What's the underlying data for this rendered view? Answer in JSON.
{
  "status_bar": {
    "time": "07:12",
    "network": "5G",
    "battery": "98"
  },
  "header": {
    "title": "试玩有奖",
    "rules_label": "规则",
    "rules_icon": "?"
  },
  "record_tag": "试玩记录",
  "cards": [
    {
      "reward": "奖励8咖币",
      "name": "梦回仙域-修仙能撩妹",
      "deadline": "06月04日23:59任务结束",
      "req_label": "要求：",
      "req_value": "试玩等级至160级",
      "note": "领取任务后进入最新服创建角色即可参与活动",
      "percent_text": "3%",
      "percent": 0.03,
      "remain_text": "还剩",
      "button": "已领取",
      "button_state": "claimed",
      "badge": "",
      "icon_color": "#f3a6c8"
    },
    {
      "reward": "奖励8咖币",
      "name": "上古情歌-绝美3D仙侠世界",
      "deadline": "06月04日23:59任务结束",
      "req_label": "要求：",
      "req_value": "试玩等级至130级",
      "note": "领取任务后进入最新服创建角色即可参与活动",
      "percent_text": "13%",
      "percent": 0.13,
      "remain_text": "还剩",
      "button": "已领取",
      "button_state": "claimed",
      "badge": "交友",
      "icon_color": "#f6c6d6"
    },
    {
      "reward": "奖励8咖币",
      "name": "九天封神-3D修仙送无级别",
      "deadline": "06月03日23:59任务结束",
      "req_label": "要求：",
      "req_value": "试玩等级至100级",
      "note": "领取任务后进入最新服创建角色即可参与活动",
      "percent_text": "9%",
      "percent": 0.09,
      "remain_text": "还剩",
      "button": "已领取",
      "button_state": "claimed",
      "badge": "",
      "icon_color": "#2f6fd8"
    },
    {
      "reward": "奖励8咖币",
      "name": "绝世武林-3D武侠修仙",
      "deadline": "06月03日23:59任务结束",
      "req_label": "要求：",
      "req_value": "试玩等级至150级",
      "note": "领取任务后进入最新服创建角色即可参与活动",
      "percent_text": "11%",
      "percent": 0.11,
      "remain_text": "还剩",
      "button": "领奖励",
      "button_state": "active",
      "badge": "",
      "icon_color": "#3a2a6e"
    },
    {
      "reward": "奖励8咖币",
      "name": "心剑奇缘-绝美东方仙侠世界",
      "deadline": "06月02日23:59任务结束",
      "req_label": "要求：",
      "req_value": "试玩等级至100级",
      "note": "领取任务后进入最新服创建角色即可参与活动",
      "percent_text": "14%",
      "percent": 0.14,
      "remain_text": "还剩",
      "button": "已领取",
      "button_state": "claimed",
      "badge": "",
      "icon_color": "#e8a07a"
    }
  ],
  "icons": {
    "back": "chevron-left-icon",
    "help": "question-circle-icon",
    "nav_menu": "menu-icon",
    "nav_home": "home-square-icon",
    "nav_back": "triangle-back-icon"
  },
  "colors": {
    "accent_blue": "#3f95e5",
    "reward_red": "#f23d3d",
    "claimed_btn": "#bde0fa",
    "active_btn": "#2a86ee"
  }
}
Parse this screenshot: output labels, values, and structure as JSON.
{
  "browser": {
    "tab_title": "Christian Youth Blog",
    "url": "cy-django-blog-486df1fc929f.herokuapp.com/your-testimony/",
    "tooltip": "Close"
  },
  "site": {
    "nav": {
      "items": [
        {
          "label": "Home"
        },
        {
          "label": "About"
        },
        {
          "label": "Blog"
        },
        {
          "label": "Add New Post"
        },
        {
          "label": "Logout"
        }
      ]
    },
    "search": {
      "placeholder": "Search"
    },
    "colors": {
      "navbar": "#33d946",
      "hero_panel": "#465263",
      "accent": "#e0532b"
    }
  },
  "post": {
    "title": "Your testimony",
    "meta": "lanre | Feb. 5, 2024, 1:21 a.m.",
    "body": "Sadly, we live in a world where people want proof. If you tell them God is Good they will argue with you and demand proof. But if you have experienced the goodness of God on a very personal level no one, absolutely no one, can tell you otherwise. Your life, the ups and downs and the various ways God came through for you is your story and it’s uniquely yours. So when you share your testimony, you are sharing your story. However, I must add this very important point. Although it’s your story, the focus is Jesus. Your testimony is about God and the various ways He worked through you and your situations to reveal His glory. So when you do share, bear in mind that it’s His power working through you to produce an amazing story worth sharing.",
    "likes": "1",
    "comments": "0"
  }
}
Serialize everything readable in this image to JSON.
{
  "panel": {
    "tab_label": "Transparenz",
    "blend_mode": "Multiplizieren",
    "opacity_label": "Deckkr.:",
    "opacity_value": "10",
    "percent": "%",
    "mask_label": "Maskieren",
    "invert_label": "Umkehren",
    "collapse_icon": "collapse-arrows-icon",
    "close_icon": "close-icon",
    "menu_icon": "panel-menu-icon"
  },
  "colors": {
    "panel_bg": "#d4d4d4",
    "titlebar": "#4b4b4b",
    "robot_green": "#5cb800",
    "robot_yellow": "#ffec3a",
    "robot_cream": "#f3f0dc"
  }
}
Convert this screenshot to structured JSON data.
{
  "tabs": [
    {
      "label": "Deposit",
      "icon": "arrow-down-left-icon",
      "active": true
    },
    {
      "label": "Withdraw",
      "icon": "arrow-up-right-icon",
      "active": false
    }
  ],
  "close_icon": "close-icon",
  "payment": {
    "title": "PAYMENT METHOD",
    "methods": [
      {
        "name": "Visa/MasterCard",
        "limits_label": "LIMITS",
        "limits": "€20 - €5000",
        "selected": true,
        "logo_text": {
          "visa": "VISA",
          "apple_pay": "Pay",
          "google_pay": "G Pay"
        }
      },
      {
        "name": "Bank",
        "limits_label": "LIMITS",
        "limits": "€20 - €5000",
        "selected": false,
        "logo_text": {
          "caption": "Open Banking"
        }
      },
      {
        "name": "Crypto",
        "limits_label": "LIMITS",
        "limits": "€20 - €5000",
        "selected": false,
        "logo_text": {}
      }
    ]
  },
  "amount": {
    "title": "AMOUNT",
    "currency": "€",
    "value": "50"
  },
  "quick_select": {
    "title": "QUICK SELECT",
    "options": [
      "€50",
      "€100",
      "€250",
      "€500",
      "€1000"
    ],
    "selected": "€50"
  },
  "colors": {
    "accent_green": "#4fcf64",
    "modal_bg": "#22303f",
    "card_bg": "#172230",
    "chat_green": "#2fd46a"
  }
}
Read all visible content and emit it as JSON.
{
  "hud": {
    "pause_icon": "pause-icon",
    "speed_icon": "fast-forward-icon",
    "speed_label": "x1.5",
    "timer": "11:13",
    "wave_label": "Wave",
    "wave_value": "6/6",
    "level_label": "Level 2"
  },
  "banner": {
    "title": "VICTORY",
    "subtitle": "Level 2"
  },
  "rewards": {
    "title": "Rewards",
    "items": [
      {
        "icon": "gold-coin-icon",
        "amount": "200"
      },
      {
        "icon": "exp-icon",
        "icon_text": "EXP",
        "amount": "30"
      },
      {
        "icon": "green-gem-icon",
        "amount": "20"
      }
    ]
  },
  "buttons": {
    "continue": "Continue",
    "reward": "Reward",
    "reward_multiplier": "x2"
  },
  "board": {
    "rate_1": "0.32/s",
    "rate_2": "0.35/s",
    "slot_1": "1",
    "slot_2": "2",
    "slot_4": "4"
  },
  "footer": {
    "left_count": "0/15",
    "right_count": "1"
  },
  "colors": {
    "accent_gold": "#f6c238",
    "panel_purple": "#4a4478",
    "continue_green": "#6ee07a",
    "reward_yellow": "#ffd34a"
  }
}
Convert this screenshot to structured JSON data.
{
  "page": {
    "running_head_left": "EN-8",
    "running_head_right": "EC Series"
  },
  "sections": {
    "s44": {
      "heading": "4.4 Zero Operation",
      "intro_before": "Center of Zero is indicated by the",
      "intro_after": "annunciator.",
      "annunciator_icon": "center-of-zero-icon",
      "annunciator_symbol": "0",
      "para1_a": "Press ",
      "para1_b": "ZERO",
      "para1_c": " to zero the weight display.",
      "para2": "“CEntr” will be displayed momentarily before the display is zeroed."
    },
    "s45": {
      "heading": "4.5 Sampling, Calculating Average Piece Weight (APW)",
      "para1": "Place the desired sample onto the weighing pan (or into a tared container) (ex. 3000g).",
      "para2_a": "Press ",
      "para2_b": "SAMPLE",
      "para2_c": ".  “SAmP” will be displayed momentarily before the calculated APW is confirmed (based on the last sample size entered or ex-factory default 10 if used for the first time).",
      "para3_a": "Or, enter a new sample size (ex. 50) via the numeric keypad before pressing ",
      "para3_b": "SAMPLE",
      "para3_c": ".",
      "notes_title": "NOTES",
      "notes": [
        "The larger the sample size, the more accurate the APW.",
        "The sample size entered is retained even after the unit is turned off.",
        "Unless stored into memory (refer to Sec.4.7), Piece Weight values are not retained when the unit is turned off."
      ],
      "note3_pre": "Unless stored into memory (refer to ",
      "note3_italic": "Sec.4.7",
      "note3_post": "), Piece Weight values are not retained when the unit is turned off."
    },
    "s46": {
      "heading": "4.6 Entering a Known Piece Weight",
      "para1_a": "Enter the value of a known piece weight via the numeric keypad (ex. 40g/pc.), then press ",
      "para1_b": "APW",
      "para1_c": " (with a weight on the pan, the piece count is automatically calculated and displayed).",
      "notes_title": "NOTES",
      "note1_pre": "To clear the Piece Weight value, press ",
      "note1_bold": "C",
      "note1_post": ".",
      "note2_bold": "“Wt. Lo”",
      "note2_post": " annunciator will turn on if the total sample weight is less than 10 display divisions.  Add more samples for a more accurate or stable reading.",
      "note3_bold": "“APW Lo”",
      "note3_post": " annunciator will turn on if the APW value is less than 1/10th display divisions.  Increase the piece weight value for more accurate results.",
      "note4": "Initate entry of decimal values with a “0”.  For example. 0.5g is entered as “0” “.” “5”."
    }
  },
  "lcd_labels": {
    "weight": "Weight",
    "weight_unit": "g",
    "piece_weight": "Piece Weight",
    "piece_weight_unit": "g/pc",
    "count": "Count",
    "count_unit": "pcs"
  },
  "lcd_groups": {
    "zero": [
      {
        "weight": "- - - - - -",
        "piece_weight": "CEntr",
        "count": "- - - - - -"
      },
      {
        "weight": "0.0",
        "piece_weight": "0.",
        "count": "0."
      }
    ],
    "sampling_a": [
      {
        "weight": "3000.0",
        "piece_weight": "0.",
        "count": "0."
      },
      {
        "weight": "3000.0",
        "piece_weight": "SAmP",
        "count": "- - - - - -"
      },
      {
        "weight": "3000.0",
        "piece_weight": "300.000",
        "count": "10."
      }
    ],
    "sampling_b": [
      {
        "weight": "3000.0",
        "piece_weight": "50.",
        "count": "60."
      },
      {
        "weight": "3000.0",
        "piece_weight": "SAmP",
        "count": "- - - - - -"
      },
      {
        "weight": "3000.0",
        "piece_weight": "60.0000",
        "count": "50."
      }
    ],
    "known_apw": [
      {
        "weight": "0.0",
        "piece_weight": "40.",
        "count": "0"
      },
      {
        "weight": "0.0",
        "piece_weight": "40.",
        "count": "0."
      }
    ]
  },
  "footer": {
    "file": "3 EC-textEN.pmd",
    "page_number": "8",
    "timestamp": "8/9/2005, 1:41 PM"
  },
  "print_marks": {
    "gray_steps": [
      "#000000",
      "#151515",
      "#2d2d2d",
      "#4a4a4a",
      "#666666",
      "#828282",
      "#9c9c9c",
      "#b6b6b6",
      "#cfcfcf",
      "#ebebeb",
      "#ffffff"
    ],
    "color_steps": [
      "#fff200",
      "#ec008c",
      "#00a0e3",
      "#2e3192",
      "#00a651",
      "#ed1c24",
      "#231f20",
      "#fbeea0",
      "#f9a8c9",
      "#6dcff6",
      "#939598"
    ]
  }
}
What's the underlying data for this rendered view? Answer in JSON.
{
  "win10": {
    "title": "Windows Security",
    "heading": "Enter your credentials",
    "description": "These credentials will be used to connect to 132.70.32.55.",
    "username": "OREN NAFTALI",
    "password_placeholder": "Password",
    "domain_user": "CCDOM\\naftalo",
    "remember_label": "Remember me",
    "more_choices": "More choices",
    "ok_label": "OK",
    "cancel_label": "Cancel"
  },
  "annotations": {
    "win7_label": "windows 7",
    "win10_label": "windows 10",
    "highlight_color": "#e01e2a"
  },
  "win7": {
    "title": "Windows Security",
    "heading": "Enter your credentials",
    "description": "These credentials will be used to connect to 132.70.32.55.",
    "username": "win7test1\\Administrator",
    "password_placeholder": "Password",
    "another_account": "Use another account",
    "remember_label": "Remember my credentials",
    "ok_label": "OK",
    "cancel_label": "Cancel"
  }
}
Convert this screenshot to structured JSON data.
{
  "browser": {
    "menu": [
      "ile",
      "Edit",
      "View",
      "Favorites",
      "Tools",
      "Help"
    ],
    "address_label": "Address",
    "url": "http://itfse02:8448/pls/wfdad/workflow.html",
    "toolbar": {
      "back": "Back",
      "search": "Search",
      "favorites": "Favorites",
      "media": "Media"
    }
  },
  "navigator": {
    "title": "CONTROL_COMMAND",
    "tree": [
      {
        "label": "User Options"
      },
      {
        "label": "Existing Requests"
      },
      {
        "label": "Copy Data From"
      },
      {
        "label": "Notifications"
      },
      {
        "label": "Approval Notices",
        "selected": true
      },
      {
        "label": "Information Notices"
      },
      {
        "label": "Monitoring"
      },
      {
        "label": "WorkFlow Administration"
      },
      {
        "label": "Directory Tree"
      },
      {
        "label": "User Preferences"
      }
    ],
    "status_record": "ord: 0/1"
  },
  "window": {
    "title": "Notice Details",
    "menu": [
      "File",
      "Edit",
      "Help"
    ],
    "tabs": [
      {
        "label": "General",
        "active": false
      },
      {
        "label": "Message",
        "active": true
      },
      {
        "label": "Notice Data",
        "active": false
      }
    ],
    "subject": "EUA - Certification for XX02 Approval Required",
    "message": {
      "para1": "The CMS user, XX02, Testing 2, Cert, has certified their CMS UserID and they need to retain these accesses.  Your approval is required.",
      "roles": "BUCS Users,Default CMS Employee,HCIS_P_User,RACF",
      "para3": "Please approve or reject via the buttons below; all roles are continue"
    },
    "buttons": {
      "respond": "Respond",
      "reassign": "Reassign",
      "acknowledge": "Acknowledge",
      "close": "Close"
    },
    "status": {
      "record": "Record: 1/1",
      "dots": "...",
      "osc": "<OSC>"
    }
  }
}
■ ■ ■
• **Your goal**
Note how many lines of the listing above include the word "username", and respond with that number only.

• **Response to the task**
2